Please let us know by replying to this email or calling 1800 808 488, if you would like us to send through this recording.

6. Financial Rights Community Legal Education: What’s available

The Community Legal Education Program at Financial Rights has been bolstered with our new CLE Officer Annabel McConnachie creating fresh online initiatives to support solicitors, financial counsellors and caseworkers.

We understand the needs of financial counsellors, solicitors, and caseworkers whose clients experience problems in areas such as credit and debt, banking or insurance. We work to provide you with the latest updates relevant to your profession including changes in law or policy as well as represent your views in our advocacy work to governments and regulators.

In the past year we have adapted, along with many others, to using online means for our education program. This year we are keen to engage further by including podcasts and videos to distribute information.

No matter where you are located, we are endeavouring to make it easier for professionals to learn about what we do, and importantly, how we can help your clients.

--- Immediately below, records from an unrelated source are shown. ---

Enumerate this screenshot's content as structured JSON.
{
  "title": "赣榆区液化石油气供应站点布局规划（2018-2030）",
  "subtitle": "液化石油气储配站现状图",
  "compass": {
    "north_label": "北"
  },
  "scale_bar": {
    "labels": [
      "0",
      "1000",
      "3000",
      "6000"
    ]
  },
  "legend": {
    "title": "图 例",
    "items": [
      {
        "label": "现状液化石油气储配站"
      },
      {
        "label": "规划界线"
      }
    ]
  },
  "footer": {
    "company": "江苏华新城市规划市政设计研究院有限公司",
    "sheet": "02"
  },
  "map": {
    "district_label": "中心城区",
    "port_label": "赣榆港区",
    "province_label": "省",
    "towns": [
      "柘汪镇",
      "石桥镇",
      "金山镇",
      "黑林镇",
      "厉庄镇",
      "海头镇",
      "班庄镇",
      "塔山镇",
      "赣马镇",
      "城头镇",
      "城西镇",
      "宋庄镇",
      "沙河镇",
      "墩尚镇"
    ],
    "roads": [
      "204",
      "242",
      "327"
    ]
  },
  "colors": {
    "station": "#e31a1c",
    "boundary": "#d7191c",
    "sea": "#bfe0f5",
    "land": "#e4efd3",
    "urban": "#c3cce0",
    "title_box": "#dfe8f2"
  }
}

For example, in the past few weeks our team have held online presentations speaking to organisations in Perth and Adelaide about Financial Rights national telephone support services such as the free and confidential Credit and Debt Legal Advice Line, Insurance Law Service and our Aboriginal & Torres Strait Islander service, Mob Strong Debt Help.

Our online Fact Sheets are updated regularly to keep you abreast of important new issues.

Most recently we have provided guidance and information about funeral insurance sold to Aboriginal communities. There is also an online presentation designed to assist practitioners managing cases concerning the Aboriginal Community Benefit Fund (ACBF). Please get in touch if you would like access to the presentation.

Financial Rights can attend events or conduct sessions online, such as networking meetings, panels and discussions to provide information about how we can assist you to help clients in need.

To discuss opportunities to collaborate or book a session with your organisation, please contact Financial Rights Legal Centre, Community Legal Education Officer: Annabel McConnachie